Volkswagen and a bunch of other firms are sponsoring a 14-day, 16,000-mile trip from Tierra del Fuego, at the southernmost point of Argentina, to Deadhorse, Alaska, way up at the top of the world. The driver team is led by Rainer Zietlow, known for his long-distance alternative-fuel jaunts, and two German companions who will share 5-hour shifts. You can follow their progress here.
They will be driving a TDI diesel-powered, modified Touareg with 225-hp and 406-lb ft of torque. Sounds like a good car for the trip: Fuel economy averages 25 mpg, and it should handle the difficult terrain they will have to follow.
The trip commemorates the 75th anniversary of the Pan-American Highway and will take them through 14 countries and over a 13,600-foot pass in Chile. They’ll also have to get across the Darien Gap in Panama, which may require a ferry.
The project aims to demonstrate Volkswagen’s clean diesel efficiency and uses something called the AdBlue system to clean its emissions.
This system uses a 4.5-gallon tank of a solution that leaches nitrogen oxide from the car’s exhaust. As the solution in the AdBlue tank needs to be replaced every 6,000 to 10,000 miles, Zietlow’s Touareg will need to undergo at least one tank refill to keep the emissions clean.
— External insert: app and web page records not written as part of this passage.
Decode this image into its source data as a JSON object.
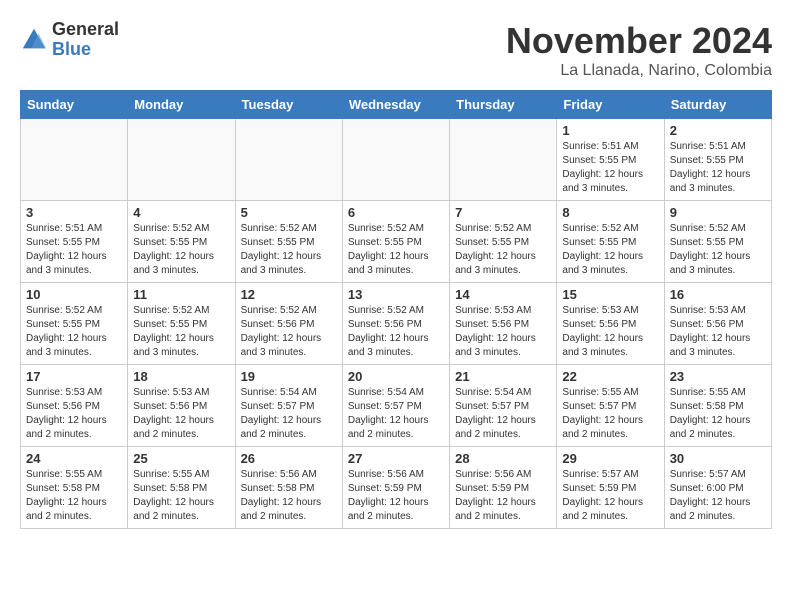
{
  "header": {
    "logo_general": "General",
    "logo_blue": "Blue",
    "month_title": "November 2024",
    "location": "La Llanada, Narino, Colombia"
  },
  "weekdays": [
    "Sunday",
    "Monday",
    "Tuesday",
    "Wednesday",
    "Thursday",
    "Friday",
    "Saturday"
  ],
  "weeks": [
    [
      {
        "day": "",
        "info": ""
      },
      {
        "day": "",
        "info": ""
      },
      {
        "day": "",
        "info": ""
      },
      {
        "day": "",
        "info": ""
      },
      {
        "day": "",
        "info": ""
      },
      {
        "day": "1",
        "info": "Sunrise: 5:51 AM\nSunset: 5:55 PM\nDaylight: 12 hours\nand 3 minutes."
      },
      {
        "day": "2",
        "info": "Sunrise: 5:51 AM\nSunset: 5:55 PM\nDaylight: 12 hours\nand 3 minutes."
      }
    ],
    [
      {
        "day": "3",
        "info": "Sunrise: 5:51 AM\nSunset: 5:55 PM\nDaylight: 12 hours\nand 3 minutes."
      },
      {
        "day": "4",
        "info": "Sunrise: 5:52 AM\nSunset: 5:55 PM\nDaylight: 12 hours\nand 3 minutes."
      },
      {
        "day": "5",
        "info": "Sunrise: 5:52 AM\nSunset: 5:55 PM\nDaylight: 12 hours\nand 3 minutes."
      },
      {
        "day": "6",
        "info": "Sunrise: 5:52 AM\nSunset: 5:55 PM\nDaylight: 12 hours\nand 3 minutes."
      },
      {
        "day": "7",
        "info": "Sunrise: 5:52 AM\nSunset: 5:55 PM\nDaylight: 12 hours\nand 3 minutes."
      },
      {
        "day": "8",
        "info": "Sunrise: 5:52 AM\nSunset: 5:55 PM\nDaylight: 12 hours\nand 3 minutes."
      },
      {
        "day": "9",
        "info": "Sunrise: 5:52 AM\nSunset: 5:55 PM\nDaylight: 12 hours\nand 3 minutes."
      }
    ],
    [
      {
        "day": "10",
        "info": "Sunrise: 5:52 AM\nSunset: 5:55 PM\nDaylight: 12 hours\nand 3 minutes."
      },
      {
        "day": "11",
        "info": "Sunrise: 5:52 AM\nSunset: 5:55 PM\nDaylight: 12 hours\nand 3 minutes."
      },
      {
        "day": "12",
        "info": "Sunrise: 5:52 AM\nSunset: 5:56 PM\nDaylight: 12 hours\nand 3 minutes."
      },
      {
        "day": "13",
        "info": "Sunrise: 5:52 AM\nSunset: 5:56 PM\nDaylight: 12 hours\nand 3 minutes."
      },
      {
        "day": "14",
        "info": "Sunrise: 5:53 AM\nSunset: 5:56 PM\nDaylight: 12 hours\nand 3 minutes."
      },
      {
        "day": "15",
        "info": "Sunrise: 5:53 AM\nSunset: 5:56 PM\nDaylight: 12 hours\nand 3 minutes."
      },
      {
        "day": "16",
        "info": "Sunrise: 5:53 AM\nSunset: 5:56 PM\nDaylight: 12 hours\nand 3 minutes."
      }
    ],
    [
      {
        "day": "17",
        "info": "Sunrise: 5:53 AM\nSunset: 5:56 PM\nDaylight: 12 hours\nand 2 minutes."
      },
      {
        "day": "18",
        "info": "Sunrise: 5:53 AM\nSunset: 5:56 PM\nDaylight: 12 hours\nand 2 minutes."
      },
      {
        "day": "19",
        "info": "Sunrise: 5:54 AM\nSunset: 5:57 PM\nDaylight: 12 hours\nand 2 minutes."
      },
      {
        "day": "20",
        "info": "Sunrise: 5:54 AM\nSunset: 5:57 PM\nDaylight: 12 hours\nand 2 minutes."
      },
      {
        "day": "21",
        "info": "Sunrise: 5:54 AM\nSunset: 5:57 PM\nDaylight: 12 hours\nand 2 minutes."
      },
      {
        "day": "22",
        "info": "Sunrise: 5:55 AM\nSunset: 5:57 PM\nDaylight: 12 hours\nand 2 minutes."
      },
      {
        "day": "23",
        "info": "Sunrise: 5:55 AM\nSunset: 5:58 PM\nDaylight: 12 hours\nand 2 minutes."
      }
    ],
    [
      {
        "day": "24",
        "info": "Sunrise: 5:55 AM\nSunset: 5:58 PM\nDaylight: 12 hours\nand 2 minutes."
      },
      {
        "day": "25",
        "info": "Sunrise: 5:55 AM\nSunset: 5:58 PM\nDaylight: 12 hours\nand 2 minutes."
      },
      {
        "day": "26",
        "info": "Sunrise: 5:56 AM\nSunset: 5:58 PM\nDaylight: 12 hours\nand 2 minutes."
      },
      {
        "day": "27",
        "info": "Sunrise: 5:56 AM\nSunset: 5:59 PM\nDaylight: 12 hours\nand 2 minutes."
      },
      {
        "day": "28",
        "info": "Sunrise: 5:56 AM\nSunset: 5:59 PM\nDaylight: 12 hours\nand 2 minutes."
      },
      {
        "day": "29",
        "info": "Sunrise: 5:57 AM\nSunset: 5:59 PM\nDaylight: 12 hours\nand 2 minutes."
      },
      {
        "day": "30",
        "info": "Sunrise: 5:57 AM\nSunset: 6:00 PM\nDaylight: 12 hours\nand 2 minutes."
      }
    ]
  ]
}
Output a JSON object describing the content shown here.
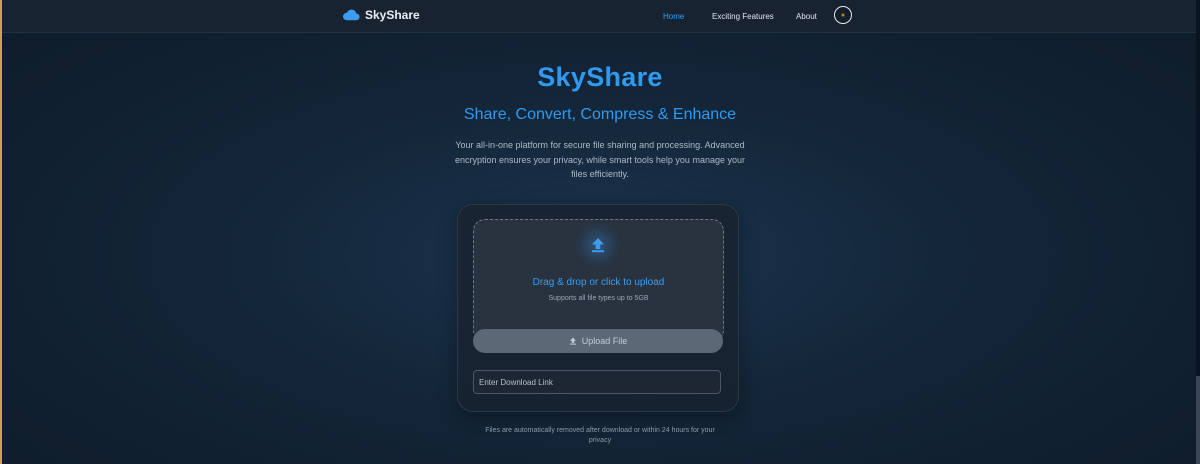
{
  "navbar": {
    "brand": "SkyShare",
    "links": [
      {
        "label": "Home",
        "active": true
      },
      {
        "label": "Exciting Features",
        "active": false
      },
      {
        "label": "About",
        "active": false
      }
    ],
    "theme_icon": "gear-icon"
  },
  "hero": {
    "title": "SkyShare",
    "subtitle": "Share, Convert, Compress & Enhance",
    "description": "Your all-in-one platform for secure file sharing and processing. Advanced encryption ensures your privacy, while smart tools help you manage your files efficiently."
  },
  "upload_card": {
    "dropzone_icon": "upload-arrow-icon",
    "dropzone_title": "Drag & drop or click to upload",
    "dropzone_hint": "Supports all file types up to 5GB",
    "upload_button_label": "Upload File",
    "download_link_placeholder": "Enter Download Link"
  },
  "footnote": "Files are automatically removed after download or within 24 hours for your privacy",
  "colors": {
    "accent": "#2f9af0",
    "background": "#132537",
    "navbar": "#172331",
    "button_disabled": "#5b6875"
  }
}
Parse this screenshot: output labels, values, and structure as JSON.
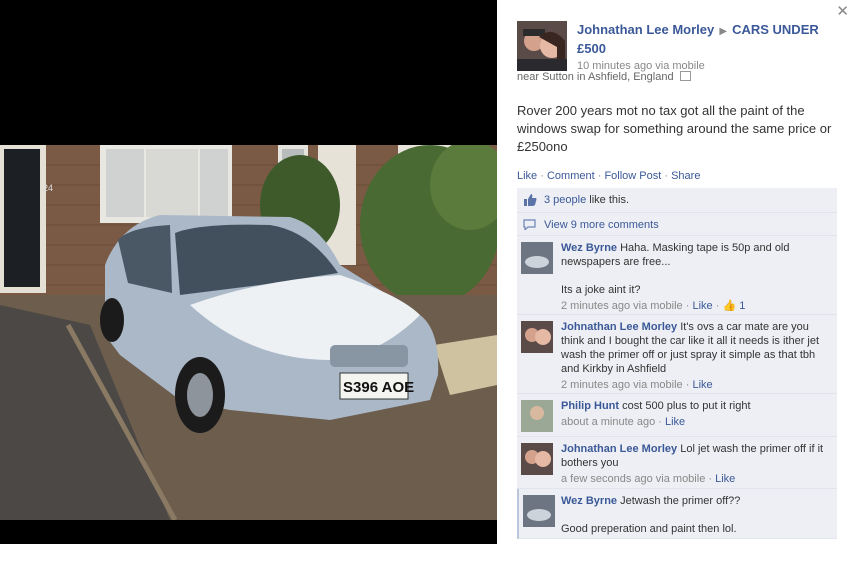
{
  "post": {
    "author": "Johnathan Lee Morley",
    "group": "CARS UNDER £500",
    "time": "10 minutes ago via mobile",
    "location": "near Sutton in Ashfield, England",
    "text": "Rover 200 years mot no tax got all the paint of the windows swap for something around the same price or £250ono",
    "actions": [
      "Like",
      "Comment",
      "Follow Post",
      "Share"
    ]
  },
  "ufi": {
    "likes_link": "3 people",
    "likes_suffix": " like this.",
    "more_comments": "View 9 more comments"
  },
  "comments": [
    {
      "name": "Wez Byrne",
      "text": "Haha. Masking tape is 50p and old newspapers are free...",
      "text2": "Its a joke aint it?",
      "time": "2 minutes ago via mobile",
      "like": "Like",
      "likes": "1"
    },
    {
      "name": "Johnathan Lee Morley",
      "text": "It's ovs a car mate are you think and I bought the car like it all it needs is ither jet wash the primer off or just spray it simple as that tbh and Kirkby in Ashfield",
      "time": "2 minutes ago via mobile",
      "like": "Like"
    },
    {
      "name": "Philip Hunt",
      "text": "cost 500 plus to put it right",
      "time": "about a minute ago",
      "like": "Like"
    },
    {
      "name": "Johnathan Lee Morley",
      "text": "Lol jet wash the primer off if it bothers you",
      "time": "a few seconds ago via mobile",
      "like": "Like"
    },
    {
      "name": "Wez Byrne",
      "text": "Jetwash the primer off??",
      "text2": "Good preperation and paint then lol."
    }
  ],
  "photo": {
    "plate": "S396 AOE",
    "house_number": "24"
  },
  "icons": {
    "close": "close-icon",
    "like": "thumbs-up-icon",
    "comments": "comment-bubble-icon",
    "map": "map-icon"
  },
  "colors": {
    "link": "#3b5998",
    "ufi_bg": "#edeff4",
    "meta": "#888888",
    "car": "#aab8c8",
    "primer": "#eef1f3"
  }
}
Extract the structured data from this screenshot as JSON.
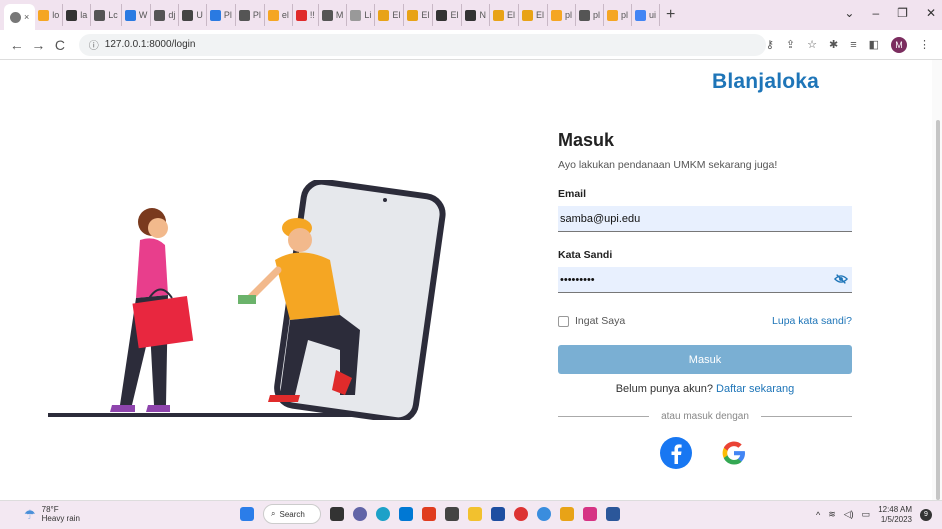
{
  "browser": {
    "active_tab_close": "×",
    "tabs": [
      "lo",
      "la",
      "Lc",
      "W",
      "dj",
      "U",
      "Pl",
      "Pl",
      "el",
      "!!",
      "M",
      "Li",
      "El",
      "El",
      "El",
      "N",
      "El",
      "El",
      "pl",
      "pl",
      "pl",
      "ui"
    ],
    "url": "127.0.0.1:8000/login",
    "profile_initial": "M",
    "new_tab": "+",
    "window_controls": [
      "⌄",
      "–",
      "❐",
      "✕"
    ]
  },
  "brand": {
    "name": "Blanjaloka"
  },
  "form": {
    "title": "Masuk",
    "subtitle": "Ayo lakukan pendanaan UMKM sekarang juga!",
    "email_label": "Email",
    "email_value": "samba@upi.edu",
    "password_label": "Kata Sandi",
    "password_value": "•••••••••",
    "remember_label": "Ingat Saya",
    "forgot_link": "Lupa kata sandi?",
    "submit_label": "Masuk",
    "register_prompt": "Belum punya akun?",
    "register_link": "Daftar sekarang",
    "divider_text": "atau masuk dengan"
  },
  "colors": {
    "accent": "#1e75b8",
    "button": "#7aafd3",
    "input_bg": "#e8f0fe"
  },
  "taskbar": {
    "temp": "78°F",
    "weather": "Heavy rain",
    "search_label": "Search",
    "time": "12:48 AM",
    "date": "1/5/2023",
    "notification_count": "9"
  }
}
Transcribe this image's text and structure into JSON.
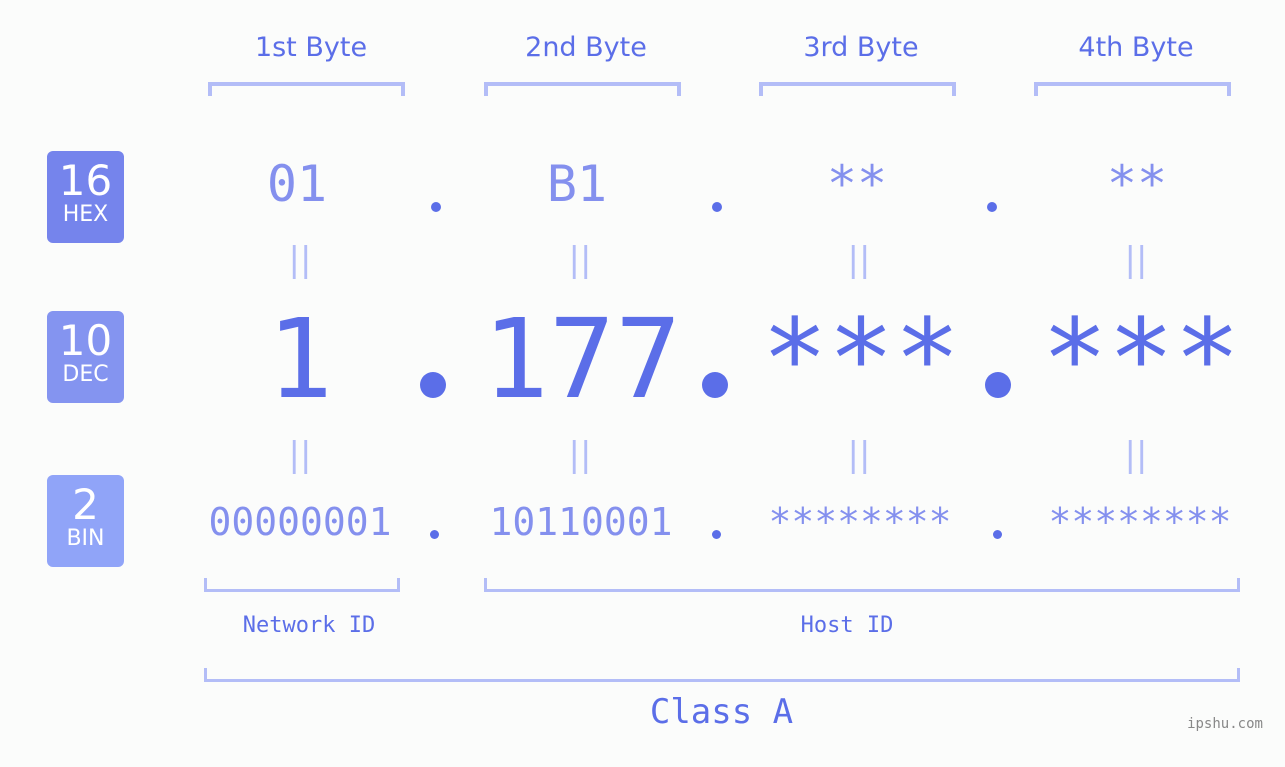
{
  "bytes": [
    {
      "label": "1st Byte",
      "hex": "01",
      "dec": "1",
      "bin": "00000001"
    },
    {
      "label": "2nd Byte",
      "hex": "B1",
      "dec": "177",
      "bin": "10110001"
    },
    {
      "label": "3rd Byte",
      "hex": "**",
      "dec": "***",
      "bin": "********"
    },
    {
      "label": "4th Byte",
      "hex": "**",
      "dec": "***",
      "bin": "********"
    }
  ],
  "badges": {
    "hex": {
      "number": "16",
      "tag": "HEX",
      "color": "#7584ec"
    },
    "dec": {
      "number": "10",
      "tag": "DEC",
      "color": "#8494f0"
    },
    "bin": {
      "number": "2",
      "tag": "BIN",
      "color": "#90a4f8"
    }
  },
  "equals_symbol": "||",
  "network_id_label": "Network ID",
  "host_id_label": "Host ID",
  "class_label": "Class A",
  "watermark": "ipshu.com",
  "colors": {
    "primary": "#5b6ee8",
    "secondary": "#8490ee",
    "bracket": "#b3bdf7",
    "background": "#fbfcfb"
  }
}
It sounds like an incredible trip, through some of the most challenging and beautiful country in the world. I’ll let you know next week what it was like driving 150 miles through some very good-sized mountains in southern Mexico.
Would you ever want to make a long-distance, high-endurance trip like this?